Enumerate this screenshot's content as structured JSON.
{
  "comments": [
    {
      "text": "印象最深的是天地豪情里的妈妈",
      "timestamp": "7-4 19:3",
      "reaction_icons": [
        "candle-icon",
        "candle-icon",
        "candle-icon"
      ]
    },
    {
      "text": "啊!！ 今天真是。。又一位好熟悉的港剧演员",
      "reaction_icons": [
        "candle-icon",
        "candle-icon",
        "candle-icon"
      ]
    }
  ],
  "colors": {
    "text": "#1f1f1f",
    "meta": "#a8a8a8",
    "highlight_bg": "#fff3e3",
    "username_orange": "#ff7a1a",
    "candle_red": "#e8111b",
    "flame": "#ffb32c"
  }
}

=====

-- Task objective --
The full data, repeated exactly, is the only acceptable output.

-- The completed task --
Enumerate this screenshot's content as structured JSON.
{
  "comments": [
    {
      "text": "印象最深的是天地豪情里的妈妈",
      "timestamp": "7-4 19:3",
      "reaction_icons": [
        "candle-icon",
        "candle-icon",
        "candle-icon"
      ]
    },
    {
      "text": "啊!！ 今天真是。。又一位好熟悉的港剧演员",
      "reaction_icons": [
        "candle-icon",
        "candle-icon",
        "candle-icon"
      ]
    }
  ],
  "colors": {
    "text": "#1f1f1f",
    "meta": "#a8a8a8",
    "highlight_bg": "#fff3e3",
    "username_orange": "#ff7a1a",
    "candle_red": "#e8111b",
    "flame": "#ffb32c"
  }
}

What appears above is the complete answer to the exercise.